Chomsky’s article is unsatisfactory for reasons he himself admits to — he does not see where resistance is going and he does not believe that the organized draft resistance he discusses will be very effective. I feel the difficulty lies in a too narrow view of resistance: while Chomsky feels the Washington demonstrations and anti-war protest generally are aspects of (or only “symbolize”?) the move “from dissent to resistance,” all he writes about is one form of draft resistance and various forms of dissent. Are the current demonstrations a move from dissent to resistance or not?
I hope I have begun to make several points clear. The first is that the most effective anti-war activities are those which are the most disruptive, the most costly, those which most undermine the authority of the government domestically and in its war policy. In this light the ghetto rebellions must be seen as one of the activities which most affect the war — and therefore those elements of the white middle class opposed to the war must work to protect participants (whether or not they agree with the aims or means of those involved, I would say). The anti-war and anti-draft demonstrations are also in this category.
Because the above is so, the kind of specific draft resistance Chomsky and “The Resistance” advocate is the least effective — it causes men to volunteer for prison. […] I have met others, both black and white. I think we would agree that Chomsky’s notion of the alternatives — the military, prison, or exile — is too limited, constrained by lack of experience and by lack of a full comprehension of what is to be done. Our attitude is, prison or exile, yes, before the military — but the cost of trying to catch us will be theirs. We have work to do, or simply lives to live, and don’t intend to make their job easier or our lives more miserable.  
That was 1968. Nothing has changed. Chomsky is still out there recommending that we vote for Bloomberg, and dialogue with fascists, and indulge in atrocity propaganda against DPRK, while telling Antifa to pipe down. This is because the man is, and always has been, a libertarian loser.
We will move past this era of Chomsky. One day we will look back on the defeat-after-defeat that coexisted with his 30-or-so years of unofficial misleadership of the Western left. And then Tarzie’s 2015 appraisal will appear definitive:
The high perch from which Chomsky tells us how free we are was likely only vacant because state agents murdered all consequential Black leaders and squashed every other left-wing movement. In the ensuing years, white guys writing books supplanted visionaries with megaphones while the prison population grew. 

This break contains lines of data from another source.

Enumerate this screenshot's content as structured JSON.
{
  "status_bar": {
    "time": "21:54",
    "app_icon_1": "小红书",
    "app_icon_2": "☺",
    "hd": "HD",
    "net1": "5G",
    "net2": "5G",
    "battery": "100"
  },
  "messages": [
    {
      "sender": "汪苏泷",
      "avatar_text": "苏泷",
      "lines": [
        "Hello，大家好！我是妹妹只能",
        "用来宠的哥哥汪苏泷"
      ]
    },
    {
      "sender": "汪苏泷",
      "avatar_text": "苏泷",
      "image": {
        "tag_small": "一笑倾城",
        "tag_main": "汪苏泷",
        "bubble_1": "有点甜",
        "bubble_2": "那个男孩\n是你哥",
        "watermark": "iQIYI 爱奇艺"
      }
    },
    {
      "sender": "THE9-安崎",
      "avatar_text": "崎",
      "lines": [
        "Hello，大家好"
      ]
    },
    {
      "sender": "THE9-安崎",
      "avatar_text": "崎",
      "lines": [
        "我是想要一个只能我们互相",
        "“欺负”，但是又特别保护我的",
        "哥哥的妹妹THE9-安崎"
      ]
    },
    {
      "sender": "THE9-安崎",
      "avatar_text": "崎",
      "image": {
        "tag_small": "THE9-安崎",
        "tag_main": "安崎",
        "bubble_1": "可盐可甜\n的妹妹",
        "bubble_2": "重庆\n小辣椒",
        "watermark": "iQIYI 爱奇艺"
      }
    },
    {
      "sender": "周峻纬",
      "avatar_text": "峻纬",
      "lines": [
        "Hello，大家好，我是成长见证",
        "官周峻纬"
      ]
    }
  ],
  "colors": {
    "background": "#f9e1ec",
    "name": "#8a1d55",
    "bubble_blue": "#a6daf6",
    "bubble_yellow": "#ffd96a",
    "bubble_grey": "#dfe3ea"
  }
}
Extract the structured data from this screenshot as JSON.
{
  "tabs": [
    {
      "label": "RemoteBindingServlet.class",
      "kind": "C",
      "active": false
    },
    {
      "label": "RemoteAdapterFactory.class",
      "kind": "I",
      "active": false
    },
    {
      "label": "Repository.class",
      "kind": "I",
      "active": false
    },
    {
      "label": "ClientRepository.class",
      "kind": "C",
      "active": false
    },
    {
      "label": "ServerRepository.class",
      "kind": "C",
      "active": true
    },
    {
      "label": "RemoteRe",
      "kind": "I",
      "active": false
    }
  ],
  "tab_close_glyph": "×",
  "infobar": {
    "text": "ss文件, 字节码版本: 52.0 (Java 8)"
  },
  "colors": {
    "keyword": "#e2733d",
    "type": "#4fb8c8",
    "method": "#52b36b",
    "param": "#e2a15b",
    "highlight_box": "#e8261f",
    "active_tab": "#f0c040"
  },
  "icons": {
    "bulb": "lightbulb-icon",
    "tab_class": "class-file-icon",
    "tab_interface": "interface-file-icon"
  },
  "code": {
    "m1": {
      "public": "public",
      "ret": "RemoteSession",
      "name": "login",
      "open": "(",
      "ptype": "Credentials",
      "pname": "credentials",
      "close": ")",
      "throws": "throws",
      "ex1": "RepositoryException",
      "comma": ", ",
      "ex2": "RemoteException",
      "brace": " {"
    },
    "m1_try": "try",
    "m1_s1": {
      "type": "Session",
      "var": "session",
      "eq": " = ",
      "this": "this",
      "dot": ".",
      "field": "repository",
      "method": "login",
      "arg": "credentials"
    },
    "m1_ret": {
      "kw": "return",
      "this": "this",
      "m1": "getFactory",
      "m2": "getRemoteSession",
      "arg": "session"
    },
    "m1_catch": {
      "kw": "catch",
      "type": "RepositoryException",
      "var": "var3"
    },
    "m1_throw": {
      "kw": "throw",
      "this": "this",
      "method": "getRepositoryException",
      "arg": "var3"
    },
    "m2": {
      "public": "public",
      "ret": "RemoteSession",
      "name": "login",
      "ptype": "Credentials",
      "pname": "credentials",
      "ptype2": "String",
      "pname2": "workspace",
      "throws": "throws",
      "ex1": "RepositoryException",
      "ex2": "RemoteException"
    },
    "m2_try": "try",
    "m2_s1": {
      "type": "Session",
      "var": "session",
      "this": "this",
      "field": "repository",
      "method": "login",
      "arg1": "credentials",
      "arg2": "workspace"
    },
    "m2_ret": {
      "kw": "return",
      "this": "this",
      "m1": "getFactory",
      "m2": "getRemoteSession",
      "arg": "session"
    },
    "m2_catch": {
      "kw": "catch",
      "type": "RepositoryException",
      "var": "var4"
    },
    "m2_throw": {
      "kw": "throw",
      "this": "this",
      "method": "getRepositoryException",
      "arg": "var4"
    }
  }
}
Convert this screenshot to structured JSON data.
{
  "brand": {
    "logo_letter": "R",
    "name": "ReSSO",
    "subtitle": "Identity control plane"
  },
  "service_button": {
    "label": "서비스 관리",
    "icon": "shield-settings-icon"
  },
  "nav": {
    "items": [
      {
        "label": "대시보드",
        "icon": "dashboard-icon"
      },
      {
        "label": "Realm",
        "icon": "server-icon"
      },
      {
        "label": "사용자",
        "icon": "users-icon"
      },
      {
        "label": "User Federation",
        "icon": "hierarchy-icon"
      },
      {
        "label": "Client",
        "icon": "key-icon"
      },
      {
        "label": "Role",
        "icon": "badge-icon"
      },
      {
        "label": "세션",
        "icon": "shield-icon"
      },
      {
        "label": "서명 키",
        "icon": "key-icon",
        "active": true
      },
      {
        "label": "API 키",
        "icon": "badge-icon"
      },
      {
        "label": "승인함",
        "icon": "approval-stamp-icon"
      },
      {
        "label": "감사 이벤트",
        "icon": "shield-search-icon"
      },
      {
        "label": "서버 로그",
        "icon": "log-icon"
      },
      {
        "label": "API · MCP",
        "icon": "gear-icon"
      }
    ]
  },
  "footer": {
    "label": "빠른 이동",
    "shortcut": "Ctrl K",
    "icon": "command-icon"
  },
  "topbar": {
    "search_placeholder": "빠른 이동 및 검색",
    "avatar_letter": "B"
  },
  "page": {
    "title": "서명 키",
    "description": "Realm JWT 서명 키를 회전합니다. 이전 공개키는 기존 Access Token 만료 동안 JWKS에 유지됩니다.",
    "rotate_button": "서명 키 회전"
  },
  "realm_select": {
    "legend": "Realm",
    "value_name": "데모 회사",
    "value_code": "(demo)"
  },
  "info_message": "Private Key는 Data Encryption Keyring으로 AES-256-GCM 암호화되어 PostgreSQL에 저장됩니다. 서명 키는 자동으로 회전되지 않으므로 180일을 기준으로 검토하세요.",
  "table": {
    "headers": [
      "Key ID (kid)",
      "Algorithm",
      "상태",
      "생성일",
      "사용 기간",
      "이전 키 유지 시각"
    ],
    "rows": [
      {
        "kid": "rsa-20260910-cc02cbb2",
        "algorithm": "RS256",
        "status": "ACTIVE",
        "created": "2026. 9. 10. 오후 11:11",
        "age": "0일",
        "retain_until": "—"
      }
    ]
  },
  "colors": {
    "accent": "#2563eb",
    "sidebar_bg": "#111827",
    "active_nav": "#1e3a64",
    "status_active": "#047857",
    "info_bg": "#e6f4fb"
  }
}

 This is false, and trivial to prove so. — R. D.
 Noam Chomsky, 1998. The Common Good. Odonian Press.
 Chomsky N. 1957. Syntactic Structures. The Hague: Mouton. p. 1.
 Noam Chomsky cited by Robert F. Barsky in Noam Chomsky: A Life of Dissent (1998).